## Task description
Please count the lines in these records that contain "MonthYear" and give only that count.

## Given entries
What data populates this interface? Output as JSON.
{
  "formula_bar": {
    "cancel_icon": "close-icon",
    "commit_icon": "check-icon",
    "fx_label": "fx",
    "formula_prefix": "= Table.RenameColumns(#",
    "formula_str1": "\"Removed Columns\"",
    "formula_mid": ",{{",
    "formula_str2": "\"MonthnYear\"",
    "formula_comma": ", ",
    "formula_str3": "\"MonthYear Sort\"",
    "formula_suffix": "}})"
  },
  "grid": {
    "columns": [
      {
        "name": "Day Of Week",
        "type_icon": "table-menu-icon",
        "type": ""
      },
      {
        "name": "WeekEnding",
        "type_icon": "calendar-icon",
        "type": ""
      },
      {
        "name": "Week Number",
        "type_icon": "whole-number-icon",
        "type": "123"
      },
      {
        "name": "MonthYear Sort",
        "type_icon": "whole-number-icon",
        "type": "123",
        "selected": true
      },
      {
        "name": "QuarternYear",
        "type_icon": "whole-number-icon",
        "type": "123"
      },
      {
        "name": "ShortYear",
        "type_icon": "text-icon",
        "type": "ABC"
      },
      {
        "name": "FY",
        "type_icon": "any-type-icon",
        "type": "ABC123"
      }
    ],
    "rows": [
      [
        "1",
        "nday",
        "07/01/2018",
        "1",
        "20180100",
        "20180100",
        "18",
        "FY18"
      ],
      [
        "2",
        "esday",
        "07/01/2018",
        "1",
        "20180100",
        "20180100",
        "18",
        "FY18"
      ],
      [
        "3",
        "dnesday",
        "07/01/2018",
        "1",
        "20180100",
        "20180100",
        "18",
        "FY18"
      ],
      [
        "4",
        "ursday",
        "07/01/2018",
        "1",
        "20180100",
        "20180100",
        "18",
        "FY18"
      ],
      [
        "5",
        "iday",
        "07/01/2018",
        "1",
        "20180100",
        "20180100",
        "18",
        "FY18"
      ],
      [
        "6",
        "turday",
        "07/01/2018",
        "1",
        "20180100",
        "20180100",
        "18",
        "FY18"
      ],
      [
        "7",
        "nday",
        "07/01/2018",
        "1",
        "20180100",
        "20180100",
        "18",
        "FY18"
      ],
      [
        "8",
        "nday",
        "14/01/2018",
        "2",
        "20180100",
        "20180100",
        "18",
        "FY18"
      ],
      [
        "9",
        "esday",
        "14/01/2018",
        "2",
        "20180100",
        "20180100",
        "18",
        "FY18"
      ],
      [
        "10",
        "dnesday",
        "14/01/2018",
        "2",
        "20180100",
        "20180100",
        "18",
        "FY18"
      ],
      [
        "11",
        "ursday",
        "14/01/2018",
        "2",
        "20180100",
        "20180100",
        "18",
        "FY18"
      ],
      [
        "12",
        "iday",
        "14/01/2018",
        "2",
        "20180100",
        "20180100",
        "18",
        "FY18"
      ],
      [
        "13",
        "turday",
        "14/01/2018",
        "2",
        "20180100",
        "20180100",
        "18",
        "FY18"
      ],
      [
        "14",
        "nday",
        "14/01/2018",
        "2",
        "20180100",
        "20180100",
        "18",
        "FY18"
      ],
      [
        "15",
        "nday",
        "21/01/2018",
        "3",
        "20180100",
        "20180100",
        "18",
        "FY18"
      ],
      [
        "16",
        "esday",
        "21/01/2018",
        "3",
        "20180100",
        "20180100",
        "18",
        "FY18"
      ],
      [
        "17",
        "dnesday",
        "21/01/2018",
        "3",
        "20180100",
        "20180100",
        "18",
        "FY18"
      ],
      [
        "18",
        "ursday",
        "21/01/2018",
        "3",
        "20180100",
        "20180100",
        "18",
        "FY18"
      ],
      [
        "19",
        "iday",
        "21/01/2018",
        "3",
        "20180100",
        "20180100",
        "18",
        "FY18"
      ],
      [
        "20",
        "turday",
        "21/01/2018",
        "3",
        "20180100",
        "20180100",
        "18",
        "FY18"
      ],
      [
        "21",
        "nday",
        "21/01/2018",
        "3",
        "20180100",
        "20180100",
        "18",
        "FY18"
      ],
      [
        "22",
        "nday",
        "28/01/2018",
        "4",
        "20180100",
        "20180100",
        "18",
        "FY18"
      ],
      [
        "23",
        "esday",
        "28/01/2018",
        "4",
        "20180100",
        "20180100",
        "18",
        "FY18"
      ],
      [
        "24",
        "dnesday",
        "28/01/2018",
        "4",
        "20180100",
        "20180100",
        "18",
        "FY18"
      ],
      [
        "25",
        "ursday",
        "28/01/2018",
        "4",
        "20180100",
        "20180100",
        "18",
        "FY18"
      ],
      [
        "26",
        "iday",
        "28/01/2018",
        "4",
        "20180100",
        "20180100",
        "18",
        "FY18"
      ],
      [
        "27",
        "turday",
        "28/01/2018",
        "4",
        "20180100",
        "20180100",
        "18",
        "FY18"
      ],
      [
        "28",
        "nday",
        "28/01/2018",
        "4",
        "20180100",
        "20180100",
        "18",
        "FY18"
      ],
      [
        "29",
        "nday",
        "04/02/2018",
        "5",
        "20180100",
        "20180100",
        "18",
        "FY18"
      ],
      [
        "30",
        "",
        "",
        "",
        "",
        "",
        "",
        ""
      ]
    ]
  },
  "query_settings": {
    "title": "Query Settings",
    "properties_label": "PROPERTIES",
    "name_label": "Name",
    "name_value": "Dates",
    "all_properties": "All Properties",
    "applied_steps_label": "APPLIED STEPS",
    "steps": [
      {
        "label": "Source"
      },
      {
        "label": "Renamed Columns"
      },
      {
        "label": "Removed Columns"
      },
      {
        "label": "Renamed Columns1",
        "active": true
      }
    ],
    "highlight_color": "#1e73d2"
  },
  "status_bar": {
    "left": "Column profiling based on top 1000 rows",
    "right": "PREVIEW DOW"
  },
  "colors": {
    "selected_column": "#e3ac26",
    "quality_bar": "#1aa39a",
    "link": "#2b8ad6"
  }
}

## Written answer
2